“People in both the countries are the same. They are people who think good about India…people who think good about Pakistan and we need to link the hearts of people of both the countries,” Sibal said at the launch of the book "Smoke without Fire: Portraits of Pre-Partition Delhi" Tuesday.
The book has been penned by Pakistani writer Abdul Rehman Siddiqqui, who has talked about Delhi and its culture before India's partition in 1947.
Sibal said though the capital has witnessed massive changes with flyovers, the Metro and high-rise buildings, somewhere its soul was restless.
“After partition, the city has witnessed so much, which is unforgettable. But we need to remember the Delhi which was (there) before partition,” the minister said.
“When I go to Pakistan, it seems I’m home and when Pakistanis come here, they also feel the same. The people of both countries think good for each other. The borders of the hearts of the people of these countries must be broken,” he added.
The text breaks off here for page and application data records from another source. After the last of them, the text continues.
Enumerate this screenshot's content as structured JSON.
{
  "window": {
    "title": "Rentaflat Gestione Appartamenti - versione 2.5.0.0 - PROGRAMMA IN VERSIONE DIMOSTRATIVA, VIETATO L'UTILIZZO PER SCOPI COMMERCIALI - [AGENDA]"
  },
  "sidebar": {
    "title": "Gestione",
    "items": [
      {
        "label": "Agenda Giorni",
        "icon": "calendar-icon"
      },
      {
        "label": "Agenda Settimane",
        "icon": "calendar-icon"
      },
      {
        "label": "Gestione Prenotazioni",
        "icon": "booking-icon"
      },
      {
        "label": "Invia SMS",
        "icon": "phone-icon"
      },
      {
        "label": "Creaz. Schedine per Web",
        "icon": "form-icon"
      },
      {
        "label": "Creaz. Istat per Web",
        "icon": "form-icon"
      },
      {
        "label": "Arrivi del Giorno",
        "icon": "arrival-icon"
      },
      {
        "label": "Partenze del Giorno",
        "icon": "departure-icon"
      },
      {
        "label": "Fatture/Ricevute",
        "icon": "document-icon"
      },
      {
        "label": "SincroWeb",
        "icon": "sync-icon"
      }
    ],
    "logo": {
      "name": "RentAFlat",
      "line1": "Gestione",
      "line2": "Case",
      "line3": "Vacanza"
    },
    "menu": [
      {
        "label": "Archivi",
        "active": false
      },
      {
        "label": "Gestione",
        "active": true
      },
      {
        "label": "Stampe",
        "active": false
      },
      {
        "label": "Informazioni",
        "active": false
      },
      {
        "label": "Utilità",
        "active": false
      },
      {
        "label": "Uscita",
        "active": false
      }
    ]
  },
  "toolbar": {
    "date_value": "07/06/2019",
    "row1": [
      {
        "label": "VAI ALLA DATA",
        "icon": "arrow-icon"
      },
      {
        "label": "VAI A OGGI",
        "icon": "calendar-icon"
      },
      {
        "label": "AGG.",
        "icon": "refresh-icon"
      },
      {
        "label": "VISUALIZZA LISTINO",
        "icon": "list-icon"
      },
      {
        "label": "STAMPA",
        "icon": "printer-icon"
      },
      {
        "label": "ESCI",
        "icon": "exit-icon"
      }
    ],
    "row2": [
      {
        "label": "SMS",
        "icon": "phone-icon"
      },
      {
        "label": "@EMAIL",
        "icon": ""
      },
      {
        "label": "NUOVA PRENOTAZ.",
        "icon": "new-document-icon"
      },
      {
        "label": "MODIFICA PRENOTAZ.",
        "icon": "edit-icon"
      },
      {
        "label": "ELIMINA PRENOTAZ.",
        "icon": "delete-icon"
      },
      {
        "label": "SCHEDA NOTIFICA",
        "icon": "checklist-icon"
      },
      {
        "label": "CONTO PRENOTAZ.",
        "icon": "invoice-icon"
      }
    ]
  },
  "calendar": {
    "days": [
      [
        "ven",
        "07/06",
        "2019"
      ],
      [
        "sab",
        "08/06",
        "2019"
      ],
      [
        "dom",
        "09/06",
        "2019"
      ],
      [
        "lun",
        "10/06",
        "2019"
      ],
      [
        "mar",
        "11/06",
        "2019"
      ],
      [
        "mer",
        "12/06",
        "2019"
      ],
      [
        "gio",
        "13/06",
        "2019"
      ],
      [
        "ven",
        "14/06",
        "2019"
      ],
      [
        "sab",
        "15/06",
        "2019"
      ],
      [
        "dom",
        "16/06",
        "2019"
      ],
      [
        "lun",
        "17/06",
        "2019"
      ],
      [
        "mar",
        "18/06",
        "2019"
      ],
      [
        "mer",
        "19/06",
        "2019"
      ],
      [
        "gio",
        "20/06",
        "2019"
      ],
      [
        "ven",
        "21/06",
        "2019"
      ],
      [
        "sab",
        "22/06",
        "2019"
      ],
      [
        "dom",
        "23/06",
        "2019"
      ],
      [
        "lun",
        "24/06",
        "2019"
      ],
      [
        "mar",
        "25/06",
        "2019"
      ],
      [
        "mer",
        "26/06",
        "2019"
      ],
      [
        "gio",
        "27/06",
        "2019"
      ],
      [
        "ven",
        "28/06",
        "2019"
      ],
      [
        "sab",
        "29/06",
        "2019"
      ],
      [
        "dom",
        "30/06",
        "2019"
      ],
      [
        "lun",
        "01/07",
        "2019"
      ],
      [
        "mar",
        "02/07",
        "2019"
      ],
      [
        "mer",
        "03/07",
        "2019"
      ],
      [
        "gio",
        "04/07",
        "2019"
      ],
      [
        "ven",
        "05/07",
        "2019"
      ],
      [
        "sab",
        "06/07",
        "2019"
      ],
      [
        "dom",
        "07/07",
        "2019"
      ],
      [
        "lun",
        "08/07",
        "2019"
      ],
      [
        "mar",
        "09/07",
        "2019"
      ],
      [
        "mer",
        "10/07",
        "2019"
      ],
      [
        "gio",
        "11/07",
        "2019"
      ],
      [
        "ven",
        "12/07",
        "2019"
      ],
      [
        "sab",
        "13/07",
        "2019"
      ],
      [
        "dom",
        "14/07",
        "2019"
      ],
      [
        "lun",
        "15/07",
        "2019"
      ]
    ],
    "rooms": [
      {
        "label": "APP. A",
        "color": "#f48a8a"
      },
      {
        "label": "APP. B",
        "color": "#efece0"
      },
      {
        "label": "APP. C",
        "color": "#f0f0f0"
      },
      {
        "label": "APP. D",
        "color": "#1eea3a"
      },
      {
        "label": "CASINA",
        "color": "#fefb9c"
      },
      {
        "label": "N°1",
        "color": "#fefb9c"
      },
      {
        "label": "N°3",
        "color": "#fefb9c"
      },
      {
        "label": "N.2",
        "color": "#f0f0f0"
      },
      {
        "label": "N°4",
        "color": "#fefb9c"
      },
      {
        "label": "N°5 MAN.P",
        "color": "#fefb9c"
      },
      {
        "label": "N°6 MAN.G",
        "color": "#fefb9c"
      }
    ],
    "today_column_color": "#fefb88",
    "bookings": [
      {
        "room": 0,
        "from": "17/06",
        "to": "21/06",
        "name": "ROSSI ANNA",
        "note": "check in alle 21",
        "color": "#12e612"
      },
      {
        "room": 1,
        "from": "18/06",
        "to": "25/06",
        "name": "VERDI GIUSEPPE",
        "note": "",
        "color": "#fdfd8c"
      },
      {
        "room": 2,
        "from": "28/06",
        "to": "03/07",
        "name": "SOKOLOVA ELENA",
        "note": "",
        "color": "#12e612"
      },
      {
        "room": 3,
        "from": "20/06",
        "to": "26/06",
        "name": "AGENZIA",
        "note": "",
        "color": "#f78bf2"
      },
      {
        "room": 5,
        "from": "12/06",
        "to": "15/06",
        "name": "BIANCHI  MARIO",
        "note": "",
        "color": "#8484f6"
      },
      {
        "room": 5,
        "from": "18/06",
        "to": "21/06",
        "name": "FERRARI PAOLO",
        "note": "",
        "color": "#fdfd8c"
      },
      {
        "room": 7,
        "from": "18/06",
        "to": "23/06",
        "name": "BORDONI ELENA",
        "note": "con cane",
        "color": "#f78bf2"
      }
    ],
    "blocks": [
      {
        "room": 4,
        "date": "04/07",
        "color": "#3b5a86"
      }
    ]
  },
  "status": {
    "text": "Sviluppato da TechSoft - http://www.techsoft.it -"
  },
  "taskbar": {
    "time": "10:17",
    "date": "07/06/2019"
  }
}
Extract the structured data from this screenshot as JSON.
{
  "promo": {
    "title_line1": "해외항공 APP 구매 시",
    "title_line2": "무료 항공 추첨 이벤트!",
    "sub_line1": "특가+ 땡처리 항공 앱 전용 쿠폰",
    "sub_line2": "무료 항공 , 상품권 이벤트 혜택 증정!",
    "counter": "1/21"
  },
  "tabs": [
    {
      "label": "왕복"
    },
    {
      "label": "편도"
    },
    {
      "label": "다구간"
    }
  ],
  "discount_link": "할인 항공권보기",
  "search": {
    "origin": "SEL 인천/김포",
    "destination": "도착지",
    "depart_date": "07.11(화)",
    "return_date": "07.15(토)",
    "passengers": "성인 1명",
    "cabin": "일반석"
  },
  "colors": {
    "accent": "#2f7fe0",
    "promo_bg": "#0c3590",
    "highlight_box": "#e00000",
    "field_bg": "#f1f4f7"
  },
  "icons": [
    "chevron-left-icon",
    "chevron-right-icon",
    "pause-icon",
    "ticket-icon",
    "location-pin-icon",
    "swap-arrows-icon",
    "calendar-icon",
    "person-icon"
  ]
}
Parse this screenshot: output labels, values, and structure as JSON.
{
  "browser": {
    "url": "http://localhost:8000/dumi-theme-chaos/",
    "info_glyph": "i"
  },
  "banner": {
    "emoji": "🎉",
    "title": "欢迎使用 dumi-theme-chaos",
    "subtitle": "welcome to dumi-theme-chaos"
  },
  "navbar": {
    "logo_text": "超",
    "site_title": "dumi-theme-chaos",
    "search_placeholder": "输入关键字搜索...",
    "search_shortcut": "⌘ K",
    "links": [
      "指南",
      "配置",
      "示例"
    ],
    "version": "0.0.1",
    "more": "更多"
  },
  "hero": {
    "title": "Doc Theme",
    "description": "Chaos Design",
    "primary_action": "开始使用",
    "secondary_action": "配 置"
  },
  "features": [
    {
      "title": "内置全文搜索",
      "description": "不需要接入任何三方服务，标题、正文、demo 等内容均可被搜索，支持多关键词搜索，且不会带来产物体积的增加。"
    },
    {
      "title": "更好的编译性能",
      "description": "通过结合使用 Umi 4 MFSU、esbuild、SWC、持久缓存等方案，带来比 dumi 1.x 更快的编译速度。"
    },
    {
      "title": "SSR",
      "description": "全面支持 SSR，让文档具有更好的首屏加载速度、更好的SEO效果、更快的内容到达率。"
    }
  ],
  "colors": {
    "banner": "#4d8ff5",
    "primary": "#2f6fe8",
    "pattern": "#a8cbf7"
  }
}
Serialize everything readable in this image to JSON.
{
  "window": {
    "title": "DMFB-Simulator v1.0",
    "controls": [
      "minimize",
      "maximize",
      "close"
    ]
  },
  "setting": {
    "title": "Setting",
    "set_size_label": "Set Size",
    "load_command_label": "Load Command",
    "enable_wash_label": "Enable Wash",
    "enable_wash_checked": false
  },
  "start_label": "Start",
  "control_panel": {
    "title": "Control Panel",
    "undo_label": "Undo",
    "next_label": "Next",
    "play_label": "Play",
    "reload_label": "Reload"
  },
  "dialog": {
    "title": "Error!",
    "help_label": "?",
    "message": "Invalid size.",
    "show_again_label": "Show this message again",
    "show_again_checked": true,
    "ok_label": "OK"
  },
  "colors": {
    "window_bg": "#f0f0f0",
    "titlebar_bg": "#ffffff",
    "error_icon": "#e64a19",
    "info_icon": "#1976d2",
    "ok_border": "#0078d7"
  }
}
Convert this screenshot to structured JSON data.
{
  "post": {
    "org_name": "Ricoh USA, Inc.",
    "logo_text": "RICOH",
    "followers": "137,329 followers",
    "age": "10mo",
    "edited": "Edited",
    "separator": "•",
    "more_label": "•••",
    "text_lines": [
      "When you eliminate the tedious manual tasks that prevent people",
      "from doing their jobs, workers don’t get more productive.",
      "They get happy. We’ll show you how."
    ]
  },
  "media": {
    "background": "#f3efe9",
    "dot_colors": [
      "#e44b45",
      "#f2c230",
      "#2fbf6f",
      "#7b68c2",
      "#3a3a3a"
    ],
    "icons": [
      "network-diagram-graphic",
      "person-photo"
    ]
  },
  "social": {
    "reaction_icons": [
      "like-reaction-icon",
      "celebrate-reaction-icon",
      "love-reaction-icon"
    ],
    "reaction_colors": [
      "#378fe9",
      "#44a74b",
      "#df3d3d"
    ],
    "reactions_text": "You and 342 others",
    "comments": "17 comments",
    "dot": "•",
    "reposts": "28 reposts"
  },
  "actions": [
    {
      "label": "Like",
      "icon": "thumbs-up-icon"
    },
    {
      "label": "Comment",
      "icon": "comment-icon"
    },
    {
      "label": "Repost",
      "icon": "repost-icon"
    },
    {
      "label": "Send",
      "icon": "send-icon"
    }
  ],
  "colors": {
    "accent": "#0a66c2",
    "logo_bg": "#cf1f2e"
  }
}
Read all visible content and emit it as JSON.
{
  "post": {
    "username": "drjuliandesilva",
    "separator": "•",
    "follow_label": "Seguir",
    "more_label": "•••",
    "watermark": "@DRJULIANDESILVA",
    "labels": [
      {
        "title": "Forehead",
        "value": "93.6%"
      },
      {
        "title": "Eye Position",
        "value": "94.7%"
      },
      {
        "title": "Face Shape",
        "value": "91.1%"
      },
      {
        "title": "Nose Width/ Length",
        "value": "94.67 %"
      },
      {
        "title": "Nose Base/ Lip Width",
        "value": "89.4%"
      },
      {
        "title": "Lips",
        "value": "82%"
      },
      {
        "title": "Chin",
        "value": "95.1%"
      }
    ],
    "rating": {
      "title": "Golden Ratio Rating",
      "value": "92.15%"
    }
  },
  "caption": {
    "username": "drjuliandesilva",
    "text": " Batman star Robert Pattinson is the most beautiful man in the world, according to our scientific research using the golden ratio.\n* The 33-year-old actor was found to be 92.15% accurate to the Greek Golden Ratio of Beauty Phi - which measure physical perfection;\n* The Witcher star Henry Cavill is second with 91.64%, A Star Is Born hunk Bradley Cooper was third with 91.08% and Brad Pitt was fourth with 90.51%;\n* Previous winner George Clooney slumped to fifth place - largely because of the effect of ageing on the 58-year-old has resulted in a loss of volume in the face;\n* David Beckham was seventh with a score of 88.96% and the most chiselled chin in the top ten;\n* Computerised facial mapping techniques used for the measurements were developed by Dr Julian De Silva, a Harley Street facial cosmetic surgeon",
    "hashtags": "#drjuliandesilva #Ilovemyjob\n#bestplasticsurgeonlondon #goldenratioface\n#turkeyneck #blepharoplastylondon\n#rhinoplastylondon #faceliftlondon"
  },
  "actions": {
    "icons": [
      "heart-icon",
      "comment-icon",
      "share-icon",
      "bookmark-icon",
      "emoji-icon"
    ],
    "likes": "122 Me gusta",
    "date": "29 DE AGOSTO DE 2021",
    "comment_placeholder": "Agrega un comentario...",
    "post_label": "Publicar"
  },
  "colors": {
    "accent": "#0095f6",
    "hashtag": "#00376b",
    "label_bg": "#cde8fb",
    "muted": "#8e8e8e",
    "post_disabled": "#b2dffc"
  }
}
“This book illustrates how strong the ties are between our two countries. Though a geographical border exists, the soul is the same. The book is not just fascinating reading, it’s of great historic importance as it documents the life and times of a bygone era so effectively.”
Author Siddiqqui, who was present at the launch, had spent his childhood and days of youth in the capital.
“I have been living in Pakistan for a long time and my children have nothing to do with India. But my heart will always lie in the beautiful city of Delhi,” he said.